**What you are asked to do**
Print the data below verbatim, minus images.

**Page and application data records**

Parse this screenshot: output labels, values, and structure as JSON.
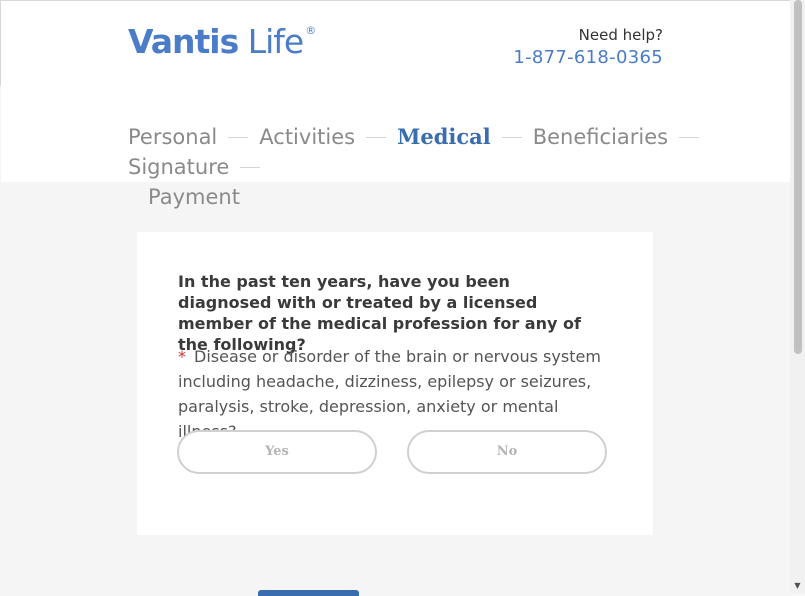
{
  "header": {
    "logo": {
      "bold_text": "Vantis",
      "light_text": "Life",
      "mark": "®"
    },
    "help_label": "Need help?",
    "help_phone": "1-877-618-0365"
  },
  "steps": [
    {
      "label": "Personal",
      "active": false
    },
    {
      "label": "Activities",
      "active": false
    },
    {
      "label": "Medical",
      "active": true
    },
    {
      "label": "Beneficiaries",
      "active": false
    },
    {
      "label": "Signature",
      "active": false
    },
    {
      "label": "Payment",
      "active": false
    }
  ],
  "card": {
    "question": "In the past ten years, have you been diagnosed with or treated by a licensed member of the medical profession for any of the following?",
    "required_mark": "*",
    "detail": "Disease or disorder of the brain or nervous system including headache, dizziness, epilepsy or seizures, paralysis, stroke, depression, anxiety or mental illness?",
    "yes_label": "Yes",
    "no_label": "No"
  },
  "colors": {
    "brand": "#4a7cc7",
    "active_step": "#3a6cb0",
    "required": "#d0342c"
  },
  "icons": {
    "scroll_down": "scroll-down-arrow-icon"
  }
}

**Result below**
Parse this screenshot: output labels, values, and structure as JSON.
{
  "header": {
    "logo": {
      "bold_text": "Vantis",
      "light_text": "Life",
      "mark": "®"
    },
    "help_label": "Need help?",
    "help_phone": "1-877-618-0365"
  },
  "steps": [
    {
      "label": "Personal",
      "active": false
    },
    {
      "label": "Activities",
      "active": false
    },
    {
      "label": "Medical",
      "active": true
    },
    {
      "label": "Beneficiaries",
      "active": false
    },
    {
      "label": "Signature",
      "active": false
    },
    {
      "label": "Payment",
      "active": false
    }
  ],
  "card": {
    "question": "In the past ten years, have you been diagnosed with or treated by a licensed member of the medical profession for any of the following?",
    "required_mark": "*",
    "detail": "Disease or disorder of the brain or nervous system including headache, dizziness, epilepsy or seizures, paralysis, stroke, depression, anxiety or mental illness?",
    "yes_label": "Yes",
    "no_label": "No"
  },
  "colors": {
    "brand": "#4a7cc7",
    "active_step": "#3a6cb0",
    "required": "#d0342c"
  },
  "icons": {
    "scroll_down": "scroll-down-arrow-icon"
  }
}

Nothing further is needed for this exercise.